Where there has been important change in recent years, however, is in the outreach work that is carried out by those in and with links to the legal profession, aimed at improving social mobility and making the Bar accessible to people from all backgrounds.

If you are intrigued by the idea of becoming a barrister, or of visiting that fate on somebody you know, below is a (non-exhaustive) list of charities, organisations, schemes and opportunities aimed at opening up the Bar to everybody, so that those standing up in court and representing people in legal proceedings better reflect the communities they serve.

It is a growing list. If you are part of or know of an organisation or scheme that is not listed below, which you would wish to be included, please let me know.


The Bar Council, the representative body for barristers in England and Wales, offers a number of schemes for school and college students, including:

  • The Bar Placement Scheme allows sixth-form students to spend three days shadowing a barrister and to receive advocacy training from the Inns of Court College of Advocacy.
  • The Bar E-Mentoring scheme is intended to support students from underrepresented backgrounds who are interested in pursuing a career at the Bar.
  • If you would like a barrister to give a talk at your school, college or university, the Bar Council has a database of barrister volunteers.

Details of these are here:

The Bar Council also pairs disabled pupils and early practitioners with disabled senior mentors.

The Inns of Court each has their own social mobility programmes and scholarship schemes, summarised below:

Gray’s Inn

Inner Temple


Lincoln’s Inn

Middle Temple

Mentoring and Networking

10000 Black Interns

AllAboutLaw Diversity

The Association of Disabled Lawyers

The Association of Women Barristers

Bar None (Western Circuit)

Big Voice London

The Black Barristers’ Network

The Black Lawyers Directory (Legal Gateway)

BME Legal

Bridging The Bar

Centre for Women’s Justice Mentoring Scheme for Aspiring Lawyers from Black, Asian and Minoritised Backgrounds

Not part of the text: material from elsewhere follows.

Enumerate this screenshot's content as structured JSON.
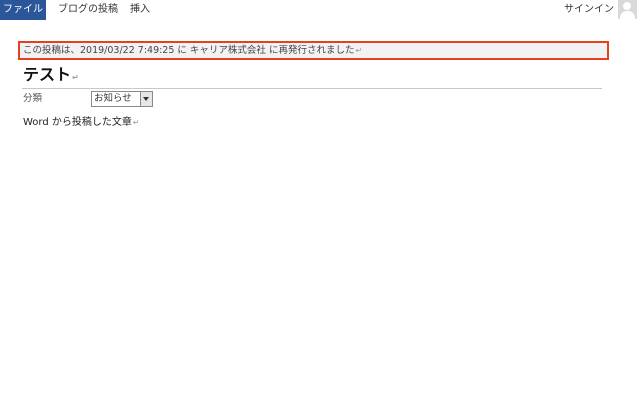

City Disabilities

The Chancery Bar Association

The Commercial Bar Association

The Criminal Bar Association

Disability’s Not A Bar (Podcast)

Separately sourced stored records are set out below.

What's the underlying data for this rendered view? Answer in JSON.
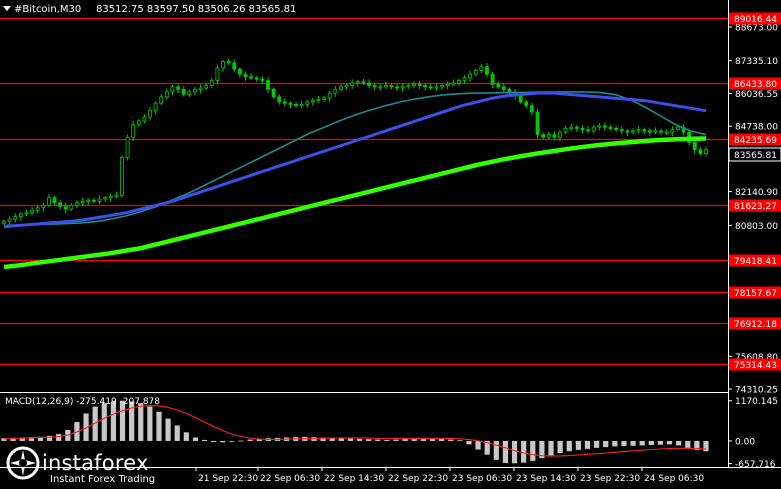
{
  "header": {
    "symbol": "#Bitcoin,M30",
    "ohlc": "83512.75 83597.50 83506.26 83565.81",
    "dropdown_icon": "triangle-down-icon"
  },
  "macd": {
    "label": "MACD(12,26,9) -275.419 -207.878"
  },
  "colors": {
    "background": "#000000",
    "candle": "#00c800",
    "level_line": "#ff0000",
    "level_label_bg": "#ff0000",
    "ma_fast": "#1e8a8a",
    "ma_mid": "#3c50e6",
    "ma_slow": "#32ff00",
    "histogram": "#c8c8c8",
    "signal": "#ff2020",
    "axis_text": "#ffffff"
  },
  "price_axis": {
    "ticks": [
      "88673.00",
      "87335.10",
      "86036.55",
      "84738.00",
      "83565.81",
      "82140.90",
      "80803.00",
      "75608.80",
      "74310.25"
    ]
  },
  "macd_axis": {
    "ticks": [
      "1170.145",
      "0.00",
      "-657.716"
    ]
  },
  "levels": [
    {
      "label": "89016.44",
      "value": 89016.44
    },
    {
      "label": "86433.80",
      "value": 86433.8
    },
    {
      "label": "84235.69",
      "value": 84235.69
    },
    {
      "label": "81623.27",
      "value": 81623.27
    },
    {
      "label": "79418.41",
      "value": 79418.41
    },
    {
      "label": "78157.67",
      "value": 78157.67
    },
    {
      "label": "76912.18",
      "value": 76912.18
    },
    {
      "label": "75314.43",
      "value": 75314.43
    }
  ],
  "time_axis": {
    "labels": [
      "21 Sep 22:30",
      "22 Sep 06:30",
      "22 Sep 14:30",
      "22 Sep 22:30",
      "23 Sep 06:30",
      "23 Sep 14:30",
      "23 Sep 22:30",
      "24 Sep 06:30"
    ]
  },
  "logo": {
    "name": "instaforex",
    "tagline": "Instant Forex Trading"
  },
  "chart_data": {
    "type": "candlestick",
    "current_price": 83565.81,
    "ylim": [
      74310.25,
      89400
    ],
    "closes": [
      80950,
      81050,
      81150,
      81250,
      81300,
      81400,
      81500,
      81600,
      81900,
      81700,
      81550,
      81450,
      81600,
      81700,
      81750,
      81800,
      81750,
      81850,
      81900,
      81950,
      82000,
      83500,
      84300,
      84800,
      84950,
      85100,
      85350,
      85650,
      85900,
      86100,
      86300,
      86200,
      86000,
      86100,
      86200,
      86250,
      86350,
      86550,
      87050,
      87300,
      87250,
      87000,
      86800,
      86700,
      86650,
      86600,
      86550,
      86200,
      85900,
      85700,
      85650,
      85600,
      85550,
      85600,
      85700,
      85750,
      85800,
      85850,
      86050,
      86200,
      86300,
      86350,
      86450,
      86500,
      86450,
      86350,
      86300,
      86300,
      86350,
      86300,
      86250,
      86300,
      86350,
      86400,
      86350,
      86300,
      86250,
      86300,
      86350,
      86400,
      86450,
      86550,
      86650,
      86800,
      86950,
      87100,
      86800,
      86400,
      86300,
      86200,
      86100,
      85950,
      85700,
      85550,
      85300,
      84400,
      84300,
      84400,
      84300,
      84500,
      84650,
      84700,
      84650,
      84600,
      84550,
      84700,
      84750,
      84700,
      84650,
      84600,
      84550,
      84500,
      84550,
      84600,
      84550,
      84500,
      84550,
      84500,
      84500,
      84600,
      84700,
      84500,
      84100,
      83800,
      83650,
      83800
    ],
    "ma_fast": [
      80800,
      80820,
      80840,
      80850,
      80870,
      80900,
      80950,
      81050,
      81180,
      81350,
      81550,
      81800,
      82050,
      82350,
      82650,
      82950,
      83250,
      83550,
      83850,
      84150,
      84450,
      84700,
      84950,
      85180,
      85380,
      85550,
      85700,
      85820,
      85920,
      85990,
      86030,
      86050,
      86060,
      86070,
      86080,
      86090,
      86090,
      86100,
      86100,
      86080,
      86000,
      85800,
      85500,
      85150,
      84800,
      84550,
      84400
    ],
    "ma_mid": [
      80750,
      80800,
      80850,
      80900,
      80950,
      81000,
      81100,
      81200,
      81300,
      81450,
      81600,
      81750,
      81950,
      82150,
      82350,
      82550,
      82750,
      82950,
      83150,
      83350,
      83550,
      83750,
      83950,
      84150,
      84350,
      84550,
      84750,
      84950,
      85150,
      85350,
      85550,
      85700,
      85850,
      85950,
      86000,
      86050,
      86050,
      86000,
      85950,
      85900,
      85850,
      85800,
      85750,
      85650,
      85550,
      85450,
      85350
    ],
    "ma_slow": [
      79150,
      79220,
      79300,
      79380,
      79460,
      79540,
      79620,
      79700,
      79800,
      79900,
      80050,
      80200,
      80350,
      80500,
      80650,
      80800,
      80950,
      81100,
      81250,
      81400,
      81550,
      81700,
      81850,
      82000,
      82150,
      82300,
      82450,
      82600,
      82750,
      82900,
      83050,
      83200,
      83330,
      83450,
      83560,
      83660,
      83750,
      83840,
      83920,
      83990,
      84050,
      84100,
      84150,
      84190,
      84220,
      84240,
      84250
    ],
    "macd_histogram": [
      80,
      90,
      100,
      110,
      120,
      150,
      200,
      320,
      550,
      800,
      1000,
      1100,
      1150,
      1170,
      1150,
      1100,
      1000,
      850,
      650,
      450,
      250,
      100,
      30,
      -30,
      -40,
      -20,
      10,
      40,
      60,
      80,
      90,
      100,
      110,
      120,
      110,
      100,
      90,
      80,
      70,
      60,
      50,
      40,
      30,
      40,
      60,
      80,
      90,
      80,
      60,
      40,
      20,
      -100,
      -250,
      -400,
      -550,
      -640,
      -650,
      -630,
      -580,
      -500,
      -420,
      -350,
      -300,
      -260,
      -230,
      -200,
      -180,
      -160,
      -150,
      -140,
      -130,
      -120,
      -110,
      -100,
      -130,
      -200,
      -260,
      -300
    ],
    "macd_signal": [
      60,
      70,
      80,
      90,
      100,
      110,
      130,
      170,
      260,
      380,
      520,
      660,
      780,
      880,
      960,
      1010,
      1030,
      1020,
      980,
      900,
      800,
      680,
      550,
      420,
      300,
      200,
      130,
      80,
      55,
      45,
      45,
      50,
      58,
      65,
      72,
      78,
      82,
      84,
      84,
      82,
      79,
      75,
      71,
      68,
      67,
      68,
      70,
      71,
      71,
      68,
      62,
      40,
      5,
      -50,
      -120,
      -200,
      -280,
      -350,
      -400,
      -430,
      -440,
      -435,
      -425,
      -410,
      -390,
      -370,
      -350,
      -330,
      -310,
      -290,
      -270,
      -250,
      -235,
      -220,
      -215,
      -215,
      -220,
      -230
    ],
    "macd_ylim": [
      -700,
      1250
    ]
  }
}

Guru Nanak Social Mobility Scholarship

InterLaw Diversity Forum

The Kalisher Trust

The Lemn Sissay Law Bursary

Next Step Foundation

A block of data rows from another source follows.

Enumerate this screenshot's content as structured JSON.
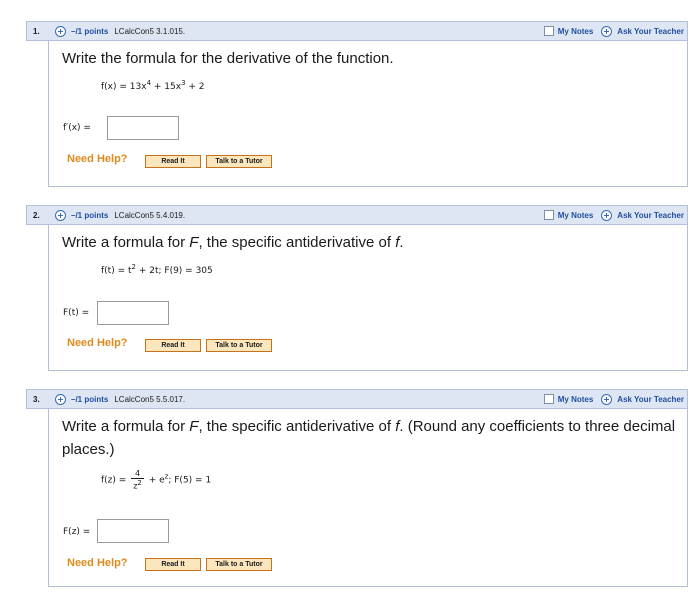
{
  "header_labels": {
    "my_notes": "My Notes",
    "ask_teacher": "Ask Your Teacher"
  },
  "help": {
    "need_help": "Need Help?",
    "read_it": "Read It",
    "talk_tutor": "Talk to a Tutor"
  },
  "questions": [
    {
      "number": "1.",
      "points": "–/1 points",
      "ref": "LCalcCon5 3.1.015.",
      "prompt": "Write the formula for the derivative of the function.",
      "answer_label": "f′(x) ="
    },
    {
      "number": "2.",
      "points": "–/1 points",
      "ref": "LCalcCon5 5.4.019.",
      "prompt_part1": "Write a formula for ",
      "prompt_F": "F",
      "prompt_part2": ", the specific antiderivative of ",
      "prompt_f": "f",
      "prompt_part3": ".",
      "answer_label": "F(t) ="
    },
    {
      "number": "3.",
      "points": "–/1 points",
      "ref": "LCalcCon5 5.5.017.",
      "prompt_part1": "Write a formula for ",
      "prompt_F": "F",
      "prompt_part2": ", the specific antiderivative of ",
      "prompt_f": "f",
      "prompt_part3": ". (Round any coefficients to three decimal places.)",
      "answer_label": "F(z) ="
    }
  ],
  "formula1": {
    "lhs": "f(x) = 13x",
    "exp1": "4",
    "mid": " + 15x",
    "exp2": "3",
    "tail": " + 2"
  },
  "formula2": {
    "lhs": "f(t) = t",
    "exp1": "2",
    "tail": " + 2t; F(9) = 305"
  },
  "formula3": {
    "lhs": "f(z) = ",
    "num": "4",
    "den": "z",
    "den_exp": "2",
    "mid": " + e",
    "exp": "z",
    "tail": "; F(5) = 1"
  }
}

Neurodiversity In Law

Non-Russell Group Lawyers (NRGL) linkedin.comNRG Lawyers | LinkedIn

Queer Lawyers of Tomorrow

Rare Foundations: Law

The Social Mobility Foundation

Society of Asian Lawyers

Sutton Trust (Pathways to Law)

Unity Diversity in Law

Urban Lawyers

Women In Criminal Law


There are many, many more organisations and initiatives not listed above. Many barristers’ chambers have their own social mobility initiatives, offering funded work experience/mini-pupillage placements, providing mentoring schemes and bursaries, and attending local schools to speak directly to students. A number of universities also have their own mentoring and financial assistance schemes.